I’ve been a bit slow off the mark at getting business cards done. They seemed the lesser exciting of things happening right now. But they are, of course, important.
So I finally sat myself down to tick this task off the list and they arrived this week and they are lovely. More than that though, the process of getting them was kind of exciting. Not the putting them together, I won’t lie, that was lousy boring, but them arriving was thoroughly enjoyable.
I used MOO cards to make them and what was so great (apart from the price and the product, which would have been enough in all honesty), was that they reminded me to celebrate that I was getting business cards. No, I am not affiliate marketing for MOO, I am thinking about how important celebration is - and how much of a pull people and organizations who know how to celebrate have...because they make life, and work, fun for us.
When I train fundraisers I will pretty much always hammer home the need to remember to actually tell people that your cause is awesome. Never to get too bogged down in the detail that you forget to celebrate – something easily done.
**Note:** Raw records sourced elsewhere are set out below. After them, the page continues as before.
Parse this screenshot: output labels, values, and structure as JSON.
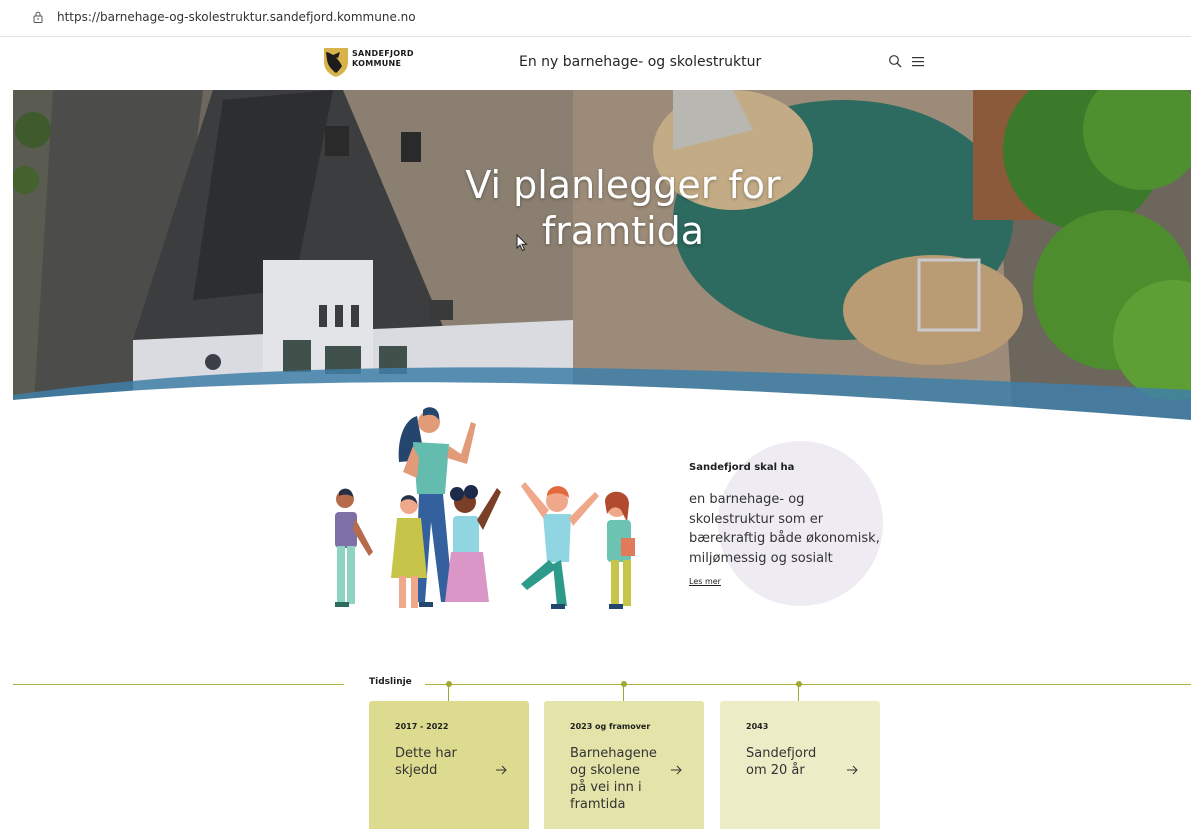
{
  "browser": {
    "url": "https://barnehage-og-skolestruktur.sandefjord.kommune.no"
  },
  "header": {
    "logo_line1": "SANDEFJORD",
    "logo_line2": "KOMMUNE",
    "title": "En ny barnehage- og skolestruktur",
    "icons": [
      "search-icon",
      "menu-icon"
    ]
  },
  "hero": {
    "title_line1": "Vi planlegger for",
    "title_line2": "framtida"
  },
  "intro": {
    "heading": "Sandefjord skal ha",
    "body": "en barnehage- og skolestruktur som er bærekraftig både økonomisk, miljømessig og sosialt",
    "read_more": "Les mer"
  },
  "timeline": {
    "label": "Tidslinje",
    "cards": [
      {
        "period": "2017 - 2022",
        "title": "Dette har skjedd",
        "color": "#dcdb8f"
      },
      {
        "period": "2023 og framover",
        "title": "Barnehagene og skolene på vei inn i framtida",
        "color": "#e3e3aa"
      },
      {
        "period": "2043",
        "title": "Sandefjord om 20 år",
        "color": "#ececc6"
      }
    ]
  },
  "colors": {
    "accent": "#a9b33c",
    "bubble": "#eeebf2",
    "wave": "#3f7fa8"
  }
}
As charities are in the business of changing the world, the work is naturally hard. This has two implications. Firstly, that it's tiring for everyone involved in making it happen. Secondly, that understanding how hard the work is comes from understanding the context of the work. Sense is always an easy example for me, but the fact that 10-year-old Kira (fake name) went waterskiing on her Sense holiday is only more than nicey-nice when you understand that she was scared of being out in the rain before that day, because she's deafblind, so her other senses are ramped right up and can be hyper-sensitive in comparison to, say, mine.
Your “average” donor (sorry, that's a horrifically lazy term, I know. But stay with me, I'm experimenting with getting better at shorter posts!) isn’t going to have a clue about what constitutes an incredible breakthrough in, say, rehabilitation for young people caught up conflict in Kenya unless we make the context visible and accessible. Because why on earth would they? That’s kind of one of the roles of the fundraiser, to signpost these stories and point out the bits that we should be doing the dance of joy around. And by "kind of" really I mean "is"...
Even putting aside that celebrating helps communicate a cause more accurately, it's hard to maintain motivation or inspire it in a potential donor if we weren’t celebrating the successes or doing the occasional dance around the brilliance of the aforementioned really hard work. Its knocks any plans you might have for longevity of fundraiser or donor on their ass if you don't do the dance.
Anyway, we were talking about my fabulous business cards.
So they arrived. And they asked me if I was excited...They assured me that they were excited.
Cute, I thought.
Then I went to open my cardholder and it positively yelped with joy at me:
I opened the cardholder and there were little cards inside that wanted to have an excited little conversation about sharing with me.
I may have actually been giggling by the time I was done with all of the opening. (It's not impossible that I did a little dance too, but I had just got out of a yoga class, so was probably a bit happy-go-lucky in the first place.)
My favourite bit of this process was that I believed that MOO are excited about their service and sharing their product with me and, like pretty much everyone else, I enjoy going to people who believe in what they do and who do the little dance about it. I will spend money with them again and I know that other people have on my recommendation already.
(If I've got it totally wrong and it's not obvious how the last paragraph is relevant to not-for-profits, please tell me and I’ll add another paragraph!)
Please note: When this blog was written, the links were not affiliate links. As of March 2011, they are. Thanks!